Finally, numbers. The Aorus is beefed up over the base RX 580 model, going up to1425MHz boost clock vs the base boost clock of 1340MHz. But then Aorus has an OC mode that gives it a little nudge up to 1439MHz. So another 14MHz, which puts it 99MHz over stock. A little strange the OC is only 1% compared to the much healthier boost clock gain.
In our quick tests on Firestrike, the Aorus RX 580 is about a 8% step up from the RX 480 base model edition -- 11,187 vs 10,343 or 7.544% to be precise.
Now, this was using the Aorus boost clock of 1425MHz, not 1439MHz -- the prerelease software wasn’t letting us get that last 1% but, based on the numbers we’re seeing, I’m not expecting GPU steroids or anything.
As for real world gaming at 1080p resolutions, we saw a 5-10FPS increase in Overwatch and Battlefield. This was using an i5-6600 CPU in our budget gaming rig, which is a better fit for this card.
The real story of the Aorus is cooling. During a temp test, the stock RX 480 went from 78c for the first minute to 81c in about 3 minutes.
The Aorus RX 580, however, started around 61c and slowly went up to 71c where it stayed. And it did it with barely any noise.
It clearly hits these numbers because the 2.5 slot design, 100mm fans and extra thick heatsink. The Aorus model stayed pretty much 10 degrees cooler than reference and much quieter. Since the fans ramp up and down depending on temps, it’s barely audible most of the time.
It’s pretty easy to say the cooling is well beyond what this card would need in normal circumstances. The best RX480 overclocks with custom liquid cooling get another 60MHz out of the RX 580 for 1500MHz. And that’s kinda-not-really stable. So it’s pretty safe to say the Aorus is taking the Polaris chip about as far as it can go.
Overall, seeing a 10% increase from a base RX 480 to an OC RX 580 isn’t going to get RX 480 owners upgrading. Instead, the RX 580 is a tweaked RX 480 to improve performance for people looking to get into the AMD game.

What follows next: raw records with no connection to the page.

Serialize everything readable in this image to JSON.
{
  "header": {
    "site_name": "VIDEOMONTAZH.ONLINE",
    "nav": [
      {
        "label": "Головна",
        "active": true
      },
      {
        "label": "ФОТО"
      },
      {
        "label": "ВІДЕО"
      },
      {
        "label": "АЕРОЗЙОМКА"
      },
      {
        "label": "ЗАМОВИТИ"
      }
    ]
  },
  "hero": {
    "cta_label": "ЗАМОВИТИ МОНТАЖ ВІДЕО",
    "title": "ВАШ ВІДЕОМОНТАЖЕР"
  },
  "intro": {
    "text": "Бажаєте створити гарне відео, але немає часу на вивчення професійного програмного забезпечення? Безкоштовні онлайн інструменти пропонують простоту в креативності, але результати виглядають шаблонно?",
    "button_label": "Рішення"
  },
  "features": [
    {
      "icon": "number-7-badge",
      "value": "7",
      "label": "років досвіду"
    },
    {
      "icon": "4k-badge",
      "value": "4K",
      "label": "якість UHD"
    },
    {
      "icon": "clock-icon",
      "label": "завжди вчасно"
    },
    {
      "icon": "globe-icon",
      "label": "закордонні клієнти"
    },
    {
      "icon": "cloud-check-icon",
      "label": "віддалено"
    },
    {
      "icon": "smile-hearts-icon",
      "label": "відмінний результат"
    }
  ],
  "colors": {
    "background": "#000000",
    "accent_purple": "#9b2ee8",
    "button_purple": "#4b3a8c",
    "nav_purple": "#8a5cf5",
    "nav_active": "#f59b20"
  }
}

The Aorus RX 580 OC version is definitely putting up some serious competition to the other Radeon models hitting the market. Even though the OC numbers aren't groundbreaking, the Aorus design clearly does justice to the Radeon chip and the thermal performance and noise levels make the couple extra bucks for the Aorus worth it. Now where's that Aorus Vega action?